· Use participatory and qualitative research, so the beneficiaries of programs are involved in planning, implementation, and evaluation. This type of research has allowed several countries to identify problems and audiences that had originally been overlooked during planning of communication interventions.
· Identify the differences within a country or region, for example, rural vs. urban and lowland vs. highland.
· Recognize the importance of human rights as they relate to the legal protection of persons living with HIV/AIDS, including such communications strategies as disclosure in vaccine trials, prevention of mother-to-child transmission of HIV, and access to treatment drugs, including anti-retrovirals. Each of these poses ethical issues.
· Develop programs for specific populations, such as curriculum integration for school-based HIV/ AIDS education programs and workshops for worksite-based HIV/AIDS education.
· Maintain awareness through the mass media - such as by addressing existing misconceptions about HIV/AIDS - while recognizing the limitations of sole reliance on the media to spur action.
· Recognize the implications for men having sex with men. This continues to be ignored in some countries HIV/AIDS prevention programs.
· Use evaluation as a strategic element in all communications strategies. Pretesting must also be emphasized in all communications programs as a crucial component of effective message and material design. Moreover, the epidemiological context of HIV/AIDS must be understood through systematic research in order to design more effective communications programs.
· Promote the openness to explore new ideas and approaches to influencing audiences. Early school education on HIV/AIDS prevention might be an effective way of addressing a problem in some places. However, political will and commitment are needed, which means that advocacy work must be directed to ministers of education and other decision-makers.

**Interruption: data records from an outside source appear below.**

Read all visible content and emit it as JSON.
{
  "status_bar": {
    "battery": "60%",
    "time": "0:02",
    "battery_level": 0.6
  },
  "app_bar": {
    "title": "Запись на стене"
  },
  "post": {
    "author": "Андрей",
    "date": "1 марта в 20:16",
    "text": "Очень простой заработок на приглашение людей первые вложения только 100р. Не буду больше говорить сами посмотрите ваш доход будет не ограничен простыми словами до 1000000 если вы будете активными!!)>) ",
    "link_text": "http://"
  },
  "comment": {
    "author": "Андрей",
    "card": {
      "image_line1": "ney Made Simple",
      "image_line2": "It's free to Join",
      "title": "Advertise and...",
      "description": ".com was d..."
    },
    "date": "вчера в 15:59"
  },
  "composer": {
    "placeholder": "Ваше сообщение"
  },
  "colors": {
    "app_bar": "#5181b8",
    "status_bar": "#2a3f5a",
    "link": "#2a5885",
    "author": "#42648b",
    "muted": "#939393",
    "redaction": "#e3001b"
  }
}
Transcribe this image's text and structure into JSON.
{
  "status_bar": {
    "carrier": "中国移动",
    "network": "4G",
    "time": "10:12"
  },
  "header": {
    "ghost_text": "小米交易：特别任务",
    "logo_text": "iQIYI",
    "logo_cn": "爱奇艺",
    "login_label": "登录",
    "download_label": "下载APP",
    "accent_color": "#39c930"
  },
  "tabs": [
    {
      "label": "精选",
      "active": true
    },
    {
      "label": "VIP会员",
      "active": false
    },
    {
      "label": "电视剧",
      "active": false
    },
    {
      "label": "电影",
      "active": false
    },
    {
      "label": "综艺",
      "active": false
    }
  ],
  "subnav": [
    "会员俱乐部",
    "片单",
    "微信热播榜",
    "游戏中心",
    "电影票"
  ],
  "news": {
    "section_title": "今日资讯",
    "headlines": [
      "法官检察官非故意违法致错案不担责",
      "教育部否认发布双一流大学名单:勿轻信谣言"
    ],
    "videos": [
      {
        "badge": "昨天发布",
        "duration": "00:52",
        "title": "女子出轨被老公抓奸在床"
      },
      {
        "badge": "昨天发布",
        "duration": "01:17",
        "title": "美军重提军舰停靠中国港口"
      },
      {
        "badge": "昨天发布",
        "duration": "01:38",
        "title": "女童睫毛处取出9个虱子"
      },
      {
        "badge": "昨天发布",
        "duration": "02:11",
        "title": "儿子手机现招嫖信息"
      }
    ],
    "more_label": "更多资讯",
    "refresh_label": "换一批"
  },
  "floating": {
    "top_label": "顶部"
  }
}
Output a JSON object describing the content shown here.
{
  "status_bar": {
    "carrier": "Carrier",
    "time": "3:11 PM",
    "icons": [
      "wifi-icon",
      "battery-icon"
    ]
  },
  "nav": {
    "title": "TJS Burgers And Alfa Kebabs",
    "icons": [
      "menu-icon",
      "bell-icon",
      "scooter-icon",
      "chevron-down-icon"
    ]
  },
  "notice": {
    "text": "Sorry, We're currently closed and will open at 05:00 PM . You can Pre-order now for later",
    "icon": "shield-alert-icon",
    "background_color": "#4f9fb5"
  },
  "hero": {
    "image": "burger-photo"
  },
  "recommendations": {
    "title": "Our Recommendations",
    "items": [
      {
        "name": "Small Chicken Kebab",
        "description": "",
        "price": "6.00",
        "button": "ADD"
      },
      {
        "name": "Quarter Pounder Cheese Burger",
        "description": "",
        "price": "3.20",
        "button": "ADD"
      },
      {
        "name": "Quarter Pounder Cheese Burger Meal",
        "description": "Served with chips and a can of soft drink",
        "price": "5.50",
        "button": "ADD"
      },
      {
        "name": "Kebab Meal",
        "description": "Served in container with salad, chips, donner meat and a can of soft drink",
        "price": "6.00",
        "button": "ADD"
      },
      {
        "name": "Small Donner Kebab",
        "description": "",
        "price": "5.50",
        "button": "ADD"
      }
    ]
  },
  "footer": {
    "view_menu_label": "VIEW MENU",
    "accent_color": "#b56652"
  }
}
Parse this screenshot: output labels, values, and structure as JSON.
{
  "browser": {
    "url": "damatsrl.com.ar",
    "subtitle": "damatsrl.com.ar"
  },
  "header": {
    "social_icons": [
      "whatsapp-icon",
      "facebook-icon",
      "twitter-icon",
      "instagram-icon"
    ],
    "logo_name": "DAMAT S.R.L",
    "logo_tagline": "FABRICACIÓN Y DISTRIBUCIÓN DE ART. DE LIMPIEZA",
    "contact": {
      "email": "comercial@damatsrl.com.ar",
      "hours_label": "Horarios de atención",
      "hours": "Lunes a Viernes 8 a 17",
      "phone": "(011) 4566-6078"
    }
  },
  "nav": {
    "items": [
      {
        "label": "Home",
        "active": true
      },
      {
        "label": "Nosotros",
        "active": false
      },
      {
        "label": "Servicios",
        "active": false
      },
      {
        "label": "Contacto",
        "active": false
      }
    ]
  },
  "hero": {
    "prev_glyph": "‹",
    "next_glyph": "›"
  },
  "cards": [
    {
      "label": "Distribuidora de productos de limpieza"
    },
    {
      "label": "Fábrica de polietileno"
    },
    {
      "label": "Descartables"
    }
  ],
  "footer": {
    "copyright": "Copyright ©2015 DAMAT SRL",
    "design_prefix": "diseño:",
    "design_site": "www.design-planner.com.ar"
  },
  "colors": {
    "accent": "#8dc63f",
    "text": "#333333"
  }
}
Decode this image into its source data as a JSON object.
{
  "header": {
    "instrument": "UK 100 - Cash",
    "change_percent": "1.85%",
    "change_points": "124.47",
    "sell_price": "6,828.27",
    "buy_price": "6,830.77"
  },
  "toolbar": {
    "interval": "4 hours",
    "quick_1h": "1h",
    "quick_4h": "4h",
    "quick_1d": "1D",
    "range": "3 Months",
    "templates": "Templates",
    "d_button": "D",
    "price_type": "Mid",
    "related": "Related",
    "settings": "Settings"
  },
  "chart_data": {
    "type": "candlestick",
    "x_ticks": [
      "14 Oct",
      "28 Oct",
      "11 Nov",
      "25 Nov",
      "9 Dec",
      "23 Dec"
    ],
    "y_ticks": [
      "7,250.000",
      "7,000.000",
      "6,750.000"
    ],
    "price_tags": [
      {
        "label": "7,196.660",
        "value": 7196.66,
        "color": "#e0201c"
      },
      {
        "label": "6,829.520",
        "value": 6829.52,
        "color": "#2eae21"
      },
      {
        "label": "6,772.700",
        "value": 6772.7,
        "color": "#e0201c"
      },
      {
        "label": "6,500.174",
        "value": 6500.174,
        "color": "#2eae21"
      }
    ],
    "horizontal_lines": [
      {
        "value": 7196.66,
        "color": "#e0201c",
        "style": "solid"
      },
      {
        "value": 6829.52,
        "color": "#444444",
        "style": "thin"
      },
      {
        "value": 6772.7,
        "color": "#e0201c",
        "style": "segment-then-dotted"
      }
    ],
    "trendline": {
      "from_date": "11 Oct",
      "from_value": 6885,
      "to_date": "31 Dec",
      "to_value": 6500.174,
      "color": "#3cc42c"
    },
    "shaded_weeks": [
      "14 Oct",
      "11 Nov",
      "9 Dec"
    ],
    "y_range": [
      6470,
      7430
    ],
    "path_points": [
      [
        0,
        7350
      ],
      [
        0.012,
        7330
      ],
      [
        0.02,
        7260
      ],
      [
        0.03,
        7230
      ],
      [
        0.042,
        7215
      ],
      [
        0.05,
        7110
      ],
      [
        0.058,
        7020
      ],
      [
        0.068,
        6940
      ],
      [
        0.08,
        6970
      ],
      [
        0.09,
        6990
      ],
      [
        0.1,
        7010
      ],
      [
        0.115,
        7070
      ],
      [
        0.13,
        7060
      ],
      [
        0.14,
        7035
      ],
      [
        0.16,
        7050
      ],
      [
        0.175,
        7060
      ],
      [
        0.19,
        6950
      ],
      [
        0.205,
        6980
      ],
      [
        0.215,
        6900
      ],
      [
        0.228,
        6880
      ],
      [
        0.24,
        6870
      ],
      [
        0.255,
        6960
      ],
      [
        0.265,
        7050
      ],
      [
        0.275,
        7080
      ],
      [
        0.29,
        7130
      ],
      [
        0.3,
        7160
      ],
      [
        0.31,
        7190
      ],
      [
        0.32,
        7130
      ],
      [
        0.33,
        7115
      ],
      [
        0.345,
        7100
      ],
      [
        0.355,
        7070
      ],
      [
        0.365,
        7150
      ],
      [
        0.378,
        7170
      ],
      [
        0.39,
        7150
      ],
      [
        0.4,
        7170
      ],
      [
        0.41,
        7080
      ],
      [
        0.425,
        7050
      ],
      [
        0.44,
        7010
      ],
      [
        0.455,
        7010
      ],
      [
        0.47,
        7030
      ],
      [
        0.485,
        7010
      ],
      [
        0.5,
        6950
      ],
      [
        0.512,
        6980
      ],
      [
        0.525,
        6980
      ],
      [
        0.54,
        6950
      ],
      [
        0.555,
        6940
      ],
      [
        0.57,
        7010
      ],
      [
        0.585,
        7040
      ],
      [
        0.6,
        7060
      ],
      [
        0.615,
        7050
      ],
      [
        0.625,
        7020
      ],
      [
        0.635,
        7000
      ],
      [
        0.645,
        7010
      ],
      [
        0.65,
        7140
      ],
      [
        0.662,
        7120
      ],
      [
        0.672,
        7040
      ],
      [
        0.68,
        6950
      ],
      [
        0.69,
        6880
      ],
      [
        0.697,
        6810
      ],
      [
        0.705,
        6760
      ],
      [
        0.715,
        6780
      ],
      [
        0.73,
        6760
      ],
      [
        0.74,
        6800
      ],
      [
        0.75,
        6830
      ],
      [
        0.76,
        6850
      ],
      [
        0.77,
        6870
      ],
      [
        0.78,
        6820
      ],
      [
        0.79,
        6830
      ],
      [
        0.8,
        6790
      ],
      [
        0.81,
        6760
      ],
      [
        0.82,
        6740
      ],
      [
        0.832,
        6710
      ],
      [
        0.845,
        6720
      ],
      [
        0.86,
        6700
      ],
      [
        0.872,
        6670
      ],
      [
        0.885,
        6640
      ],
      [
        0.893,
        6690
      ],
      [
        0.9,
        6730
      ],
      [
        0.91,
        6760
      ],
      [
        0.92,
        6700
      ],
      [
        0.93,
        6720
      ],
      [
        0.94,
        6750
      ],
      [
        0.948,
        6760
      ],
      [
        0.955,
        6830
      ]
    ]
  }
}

In the context of HIV/AIDS, both short-term solutions and long-term change are needed to alleviate the impact of AIDS. The contextual domains present some challenges to be addressed, since they do not lend themselves to linear intervention strategies directed to solving problems without reference to the causes. It is critical to identify relevant social, cultural, and behavioral norms that could be encouraged or changed to reduce risk situations that tend to favor the spread of HIV/AIDS. Following are some of the key issues for achieving the goals and objectives related to the five domains of context. These recommendations are grouped into interpersonal communication, mass media, and program intervention.
· Identify the role and function of interpersonal communication strategies. For example, identify the potential of entertainment education by using humor in AIDS messages and discussions about sexuality to promote open discussion among couples, peers, and friends.
· Create opportunities for communities to discuss issues through interpersonal communication.
· Define the role and function of communications interventions, including social mobilization and advocacy.
· Train personnel and participants, whether from within or outside the targeted social context, in the use of effective mass media strategies.
· Assess the information environment, particularly in light of the competition between health and other communications priorities for media space and time.
· Make a distinction between planned communications and news items that are not within the purview of health interventionists.
· Identify what is meant by cultural meaning, so the understanding and appreciation of culture is not limited to individual beliefs.
· Use indigenous resource persons, such as opinion leaders and traditional healers, to serve as facilitators for communications planning.
· Use flexible approaches to intervention, rather than one-size-fits-all formulas.
· Cover the continuum from prevention to care in communications strategies.
· Treat communities as holistic, but segmented, targets of information, rather than as single audiences.